In eastern PNG where Kina is the operator and 100% equity holder of its licences, the company has had its work commitments restructured via extension of PPLs 338 and 340 and the issue of 4 new licences - PPLs 581, 596, 597 and 598. This has been achieved by close and open dialogue with the Department of Petroleum and Energy in Port Moresby, with Kina keeping the Department abreast of the company’s strategy and goals.
Only in our non-operated licences are we yet to have our work programs restructured, although confirmation of the extension of PPL 339 is imminent.
In western PNG Kina has built a large exposure to the Fly Platform oil and gas clastic play. PRL 21 is very much central to Kina’s strategy for commercialization of the play. PRL 21 was awarded in 2011 with 6 successful intersections of the wet gas reservoir within the licence, 4 of which were drilled by the current joint venture. The success of the PRL 21 drilling campaign from 2011 – 2013 highlighted the potential of the play but rapid commercialisation of the play has been hampered by the recent period of low oil prices. This situation is being addressed by the joint venture.

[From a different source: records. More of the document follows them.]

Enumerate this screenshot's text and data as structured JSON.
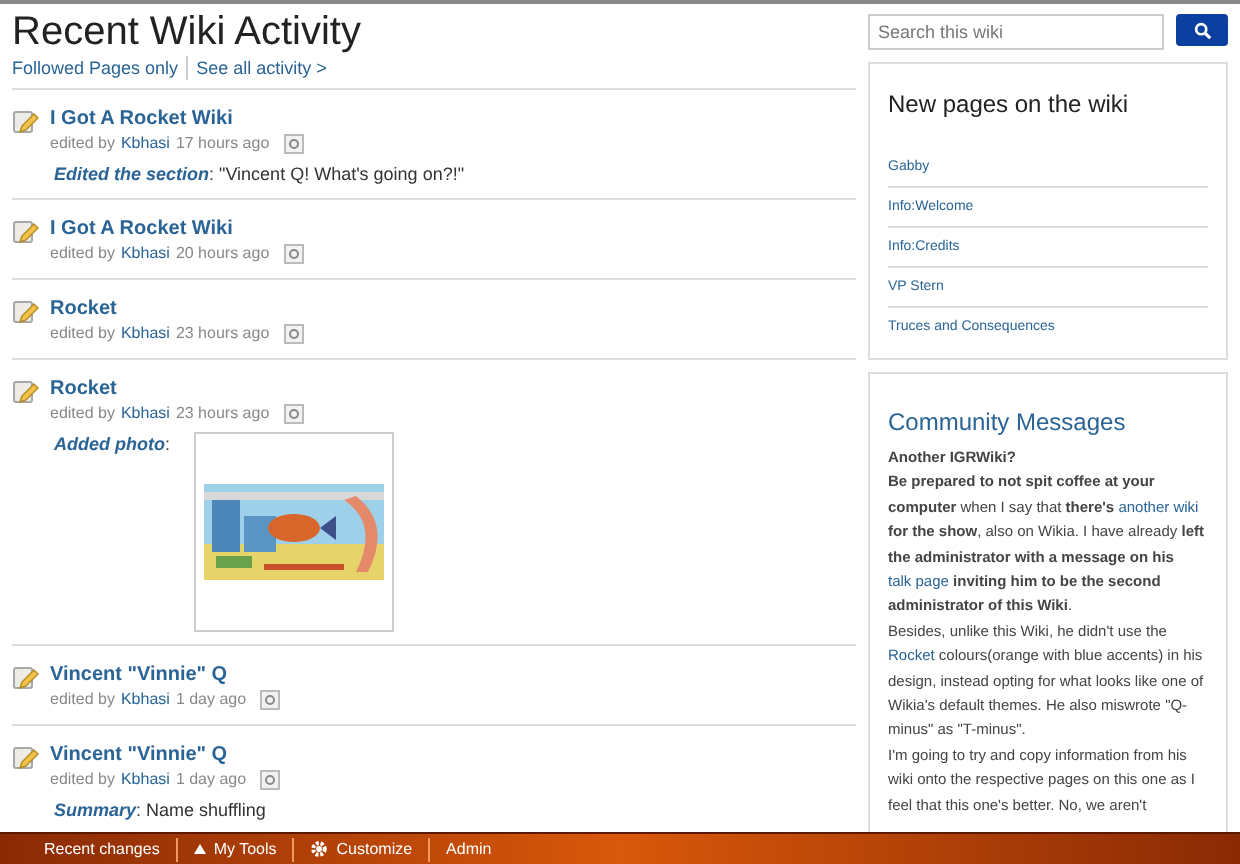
{
  "header": {
    "title": "Recent Wiki Activity",
    "links": [
      {
        "label": "Followed Pages only"
      },
      {
        "label": "See all activity >"
      }
    ]
  },
  "activity": [
    {
      "title": "I Got A Rocket Wiki",
      "prefix": "edited by",
      "user": "Kbhasi",
      "time": "17 hours ago",
      "detail": {
        "kind": "text",
        "label": "Edited the section",
        "value": ": \"Vincent Q! What's going on?!\""
      }
    },
    {
      "title": "I Got A Rocket Wiki",
      "prefix": "edited by",
      "user": "Kbhasi",
      "time": "20 hours ago"
    },
    {
      "title": "Rocket",
      "prefix": "edited by",
      "user": "Kbhasi",
      "time": "23 hours ago"
    },
    {
      "title": "Rocket",
      "prefix": "edited by",
      "user": "Kbhasi",
      "time": "23 hours ago",
      "detail": {
        "label": "Added photo",
        "value": ":"
      }
    },
    {
      "title": "Vincent \"Vinnie\" Q",
      "prefix": "edited by",
      "user": "Kbhasi",
      "time": "1 day ago"
    },
    {
      "title": "Vincent \"Vinnie\" Q",
      "prefix": "edited by",
      "user": "Kbhasi",
      "time": "1 day ago",
      "detail": {
        "kind": "text",
        "label": "Summary",
        "value": ": Name shuffling"
      }
    }
  ],
  "search": {
    "placeholder": "Search this wiki"
  },
  "new_pages": {
    "title": "New pages on the wiki",
    "items": [
      "Gabby",
      "Info:Welcome",
      "Info:Credits",
      "VP Stern",
      "Truces and Consequences"
    ]
  },
  "community": {
    "title": "Community Messages",
    "paragraphs": [
      [
        {
          "kind": "text",
          "text": "**Another IGRWiki?**"
        }
      ],
      [
        {
          "kind": "text",
          "text": "**Be prepared to not spit coffee at your computer** when I say that **there's** "
        },
        {
          "kind": "link",
          "text": "another wiki"
        },
        {
          "kind": "text",
          "text": " **for the show**, also on Wikia. I have already **left the administrator with a message on his** "
        },
        {
          "kind": "link",
          "text": "talk page"
        },
        {
          "kind": "text",
          "text": " **inviting him to be the second administrator of this Wiki**."
        }
      ],
      [
        {
          "kind": "text",
          "text": "Besides, unlike this Wiki, he didn't use the "
        },
        {
          "kind": "link",
          "text": "Rocket"
        },
        {
          "kind": "text",
          "text": " colours(orange with blue accents) in his design, instead opting for what looks like one of Wikia's default themes. He also miswrote \"Q-minus\" as \"T-minus\"."
        }
      ],
      [
        {
          "kind": "text",
          "text": "I'm going to try and copy information from his wiki onto the respective pages on this one as I feel that this one's better. No, we aren't"
        }
      ]
    ]
  },
  "toolbar": [
    {
      "kind": "text",
      "label": "Recent changes"
    },
    {
      "kind": "menu",
      "label": "My Tools"
    },
    {
      "kind": "gear",
      "label": "Customize"
    },
    {
      "kind": "text",
      "label": "Admin"
    }
  ]
}
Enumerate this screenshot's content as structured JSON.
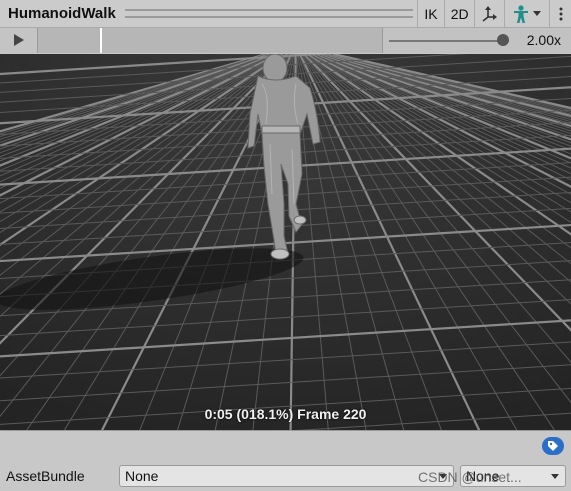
{
  "header": {
    "title": "HumanoidWalk",
    "ik_label": "IK",
    "two_d_label": "2D"
  },
  "timeline": {
    "playback_fraction": 0.181,
    "speed_label": "2.00x",
    "speed_fraction": 0.95
  },
  "viewport": {
    "frame_info": "0:05 (018.1%) Frame 220"
  },
  "bottom": {
    "asset_bundle_label": "AssetBundle",
    "bundle_value": "None",
    "variant_value": "None",
    "watermark": "CSDN @unset..."
  },
  "colors": {
    "accent": "#2a6ec8",
    "avatar_icon": "#1e8f8a",
    "viewport_bg": "#2c2c2c"
  },
  "icons": [
    "play-icon",
    "pivot-icon",
    "avatar-icon",
    "more-icon",
    "tag-icon",
    "dropdown-caret-icon"
  ]
}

PRL 21 is not only the lynch-pin of the Fly Platform play - it is fundamental to Kina’s future and therefore the company has been actively considering commercialisation options for the licence. The Board and Management continue to work on value maximisation strategies.

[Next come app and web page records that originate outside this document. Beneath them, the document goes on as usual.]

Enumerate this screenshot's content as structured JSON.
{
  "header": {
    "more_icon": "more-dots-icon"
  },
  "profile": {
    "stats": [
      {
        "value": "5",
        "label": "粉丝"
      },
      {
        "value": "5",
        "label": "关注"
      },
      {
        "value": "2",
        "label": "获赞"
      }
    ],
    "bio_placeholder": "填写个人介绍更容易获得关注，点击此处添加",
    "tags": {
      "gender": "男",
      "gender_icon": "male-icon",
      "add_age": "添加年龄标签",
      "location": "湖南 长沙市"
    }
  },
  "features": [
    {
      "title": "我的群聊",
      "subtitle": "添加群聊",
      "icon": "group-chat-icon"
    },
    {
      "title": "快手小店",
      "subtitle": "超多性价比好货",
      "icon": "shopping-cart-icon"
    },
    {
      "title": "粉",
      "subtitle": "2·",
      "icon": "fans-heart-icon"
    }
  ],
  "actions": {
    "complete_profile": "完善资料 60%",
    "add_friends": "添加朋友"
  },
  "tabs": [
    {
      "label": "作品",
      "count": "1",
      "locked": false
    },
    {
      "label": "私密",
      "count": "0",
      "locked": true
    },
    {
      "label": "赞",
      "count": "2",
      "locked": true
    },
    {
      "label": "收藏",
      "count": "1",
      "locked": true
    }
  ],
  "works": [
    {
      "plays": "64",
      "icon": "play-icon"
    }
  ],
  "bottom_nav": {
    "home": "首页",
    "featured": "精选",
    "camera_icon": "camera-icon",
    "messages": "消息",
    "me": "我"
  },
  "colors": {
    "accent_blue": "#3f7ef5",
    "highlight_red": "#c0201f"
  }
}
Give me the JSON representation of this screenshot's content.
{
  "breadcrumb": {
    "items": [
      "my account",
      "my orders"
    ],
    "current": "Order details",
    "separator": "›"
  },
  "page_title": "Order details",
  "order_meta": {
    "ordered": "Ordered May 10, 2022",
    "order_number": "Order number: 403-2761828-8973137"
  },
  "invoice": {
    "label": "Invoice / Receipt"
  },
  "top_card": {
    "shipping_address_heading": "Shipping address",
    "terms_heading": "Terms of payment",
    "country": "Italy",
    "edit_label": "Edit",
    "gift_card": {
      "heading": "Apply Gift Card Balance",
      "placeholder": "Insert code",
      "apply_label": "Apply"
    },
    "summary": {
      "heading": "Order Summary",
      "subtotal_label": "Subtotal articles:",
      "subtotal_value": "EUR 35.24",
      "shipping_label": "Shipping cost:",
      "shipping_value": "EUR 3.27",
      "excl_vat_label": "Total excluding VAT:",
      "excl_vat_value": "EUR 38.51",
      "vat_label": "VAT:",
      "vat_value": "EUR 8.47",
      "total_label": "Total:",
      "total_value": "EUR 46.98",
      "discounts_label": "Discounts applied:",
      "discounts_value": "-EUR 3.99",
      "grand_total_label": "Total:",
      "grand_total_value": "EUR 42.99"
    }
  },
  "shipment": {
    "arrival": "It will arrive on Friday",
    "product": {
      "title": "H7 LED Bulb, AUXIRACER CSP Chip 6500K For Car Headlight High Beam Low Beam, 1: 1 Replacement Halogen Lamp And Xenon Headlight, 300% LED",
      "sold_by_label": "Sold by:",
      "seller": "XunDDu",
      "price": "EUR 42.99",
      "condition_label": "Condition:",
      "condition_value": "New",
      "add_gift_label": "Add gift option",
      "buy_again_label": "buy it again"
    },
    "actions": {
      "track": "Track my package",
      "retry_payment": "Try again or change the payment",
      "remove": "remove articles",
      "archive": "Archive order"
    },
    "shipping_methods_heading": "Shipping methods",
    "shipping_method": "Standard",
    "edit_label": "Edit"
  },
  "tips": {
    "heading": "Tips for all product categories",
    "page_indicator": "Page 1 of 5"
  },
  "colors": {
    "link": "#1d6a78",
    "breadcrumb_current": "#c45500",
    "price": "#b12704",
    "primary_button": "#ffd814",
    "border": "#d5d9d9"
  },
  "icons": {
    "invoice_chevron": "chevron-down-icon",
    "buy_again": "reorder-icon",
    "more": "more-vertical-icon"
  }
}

As with eastern PNG, the existing work programs for the company’s Western Province exploration licences - PPLs 435, 436 and 437 - have work programs which are legacies of the US$100/bbl oil price environment. We continue to work with the DPE to re-calibrate these to the current and near term industry environment.
Kina’s integrated technical work for these Western Province PPLs has highlighted a number of very large oil targets in Western Province which lead us to apply for APPL 611 to secure tenure over the whole play trend. In advance of future seismic programs Kina undertook scouting of the proposed work areas in late 2017. Because the prospects cover a large area, the proposed seismic survey will be of a similar scale. Kina’s screening studies suggest a program of about 420km over the top ranked prospects in PPLs 435,436 and 437 would cost US$26.5million at an average cost of around US$52,000/km if technology currently on offer in PNG was used. The company views this as unacceptably high based on management’s experience of surveys carried out previously in the Aramia area of Western Provence, where per kilometre cost of less than US$20,000/km were achieved. Part of Kina’s restructuring of its work program will address current nodal seismic technology and its applicability to the Fly Platform Play.